▶ _Prompt_
Output each line of the material exactly as it stands.

▶ _Data listing_
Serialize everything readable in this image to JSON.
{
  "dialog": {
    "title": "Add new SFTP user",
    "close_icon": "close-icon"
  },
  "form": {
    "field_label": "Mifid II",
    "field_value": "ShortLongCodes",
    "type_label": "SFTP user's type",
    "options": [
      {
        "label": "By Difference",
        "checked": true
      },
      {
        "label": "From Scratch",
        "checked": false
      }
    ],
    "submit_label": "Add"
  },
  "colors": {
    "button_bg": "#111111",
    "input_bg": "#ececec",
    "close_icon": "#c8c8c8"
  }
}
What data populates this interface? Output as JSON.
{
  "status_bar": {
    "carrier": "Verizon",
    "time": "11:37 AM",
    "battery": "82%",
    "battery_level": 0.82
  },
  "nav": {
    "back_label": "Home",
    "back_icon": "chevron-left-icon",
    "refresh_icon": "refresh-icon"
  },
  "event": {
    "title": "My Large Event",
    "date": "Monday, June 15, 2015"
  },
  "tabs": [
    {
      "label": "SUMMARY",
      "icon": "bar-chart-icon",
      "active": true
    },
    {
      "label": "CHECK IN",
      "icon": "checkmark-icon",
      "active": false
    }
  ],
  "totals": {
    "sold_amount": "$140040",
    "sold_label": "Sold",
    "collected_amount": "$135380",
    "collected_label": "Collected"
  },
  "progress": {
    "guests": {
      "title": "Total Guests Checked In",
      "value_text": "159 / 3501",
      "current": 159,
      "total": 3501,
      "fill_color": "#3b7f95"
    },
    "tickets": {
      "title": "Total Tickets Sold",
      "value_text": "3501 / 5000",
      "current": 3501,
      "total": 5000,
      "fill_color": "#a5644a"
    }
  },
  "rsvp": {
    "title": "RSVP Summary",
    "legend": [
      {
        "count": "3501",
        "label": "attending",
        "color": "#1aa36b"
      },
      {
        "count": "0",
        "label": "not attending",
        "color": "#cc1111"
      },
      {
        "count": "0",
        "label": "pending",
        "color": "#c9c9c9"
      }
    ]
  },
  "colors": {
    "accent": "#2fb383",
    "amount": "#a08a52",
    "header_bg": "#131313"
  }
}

▶ _Exercise result_
Serialize everything readable in this image to JSON.
{
  "dialog": {
    "title": "Add new SFTP user",
    "close_icon": "close-icon"
  },
  "form": {
    "field_label": "Mifid II",
    "field_value": "ShortLongCodes",
    "type_label": "SFTP user's type",
    "options": [
      {
        "label": "By Difference",
        "checked": true
      },
      {
        "label": "From Scratch",
        "checked": false
      }
    ],
    "submit_label": "Add"
  },
  "colors": {
    "button_bg": "#111111",
    "input_bg": "#ececec",
    "close_icon": "#c8c8c8"
  }
}
What data populates this interface? Output as JSON.
{
  "status_bar": {
    "carrier": "Verizon",
    "time": "11:37 AM",
    "battery": "82%",
    "battery_level": 0.82
  },
  "nav": {
    "back_label": "Home",
    "back_icon": "chevron-left-icon",
    "refresh_icon": "refresh-icon"
  },
  "event": {
    "title": "My Large Event",
    "date": "Monday, June 15, 2015"
  },
  "tabs": [
    {
      "label": "SUMMARY",
      "icon": "bar-chart-icon",
      "active": true
    },
    {
      "label": "CHECK IN",
      "icon": "checkmark-icon",
      "active": false
    }
  ],
  "totals": {
    "sold_amount": "$140040",
    "sold_label": "Sold",
    "collected_amount": "$135380",
    "collected_label": "Collected"
  },
  "progress": {
    "guests": {
      "title": "Total Guests Checked In",
      "value_text": "159 / 3501",
      "current": 159,
      "total": 3501,
      "fill_color": "#3b7f95"
    },
    "tickets": {
      "title": "Total Tickets Sold",
      "value_text": "3501 / 5000",
      "current": 3501,
      "total": 5000,
      "fill_color": "#a5644a"
    }
  },
  "rsvp": {
    "title": "RSVP Summary",
    "legend": [
      {
        "count": "3501",
        "label": "attending",
        "color": "#1aa36b"
      },
      {
        "count": "0",
        "label": "not attending",
        "color": "#cc1111"
      },
      {
        "count": "0",
        "label": "pending",
        "color": "#c9c9c9"
      }
    ]
  },
  "colors": {
    "accent": "#2fb383",
    "amount": "#a08a52",
    "header_bg": "#131313"
  }
}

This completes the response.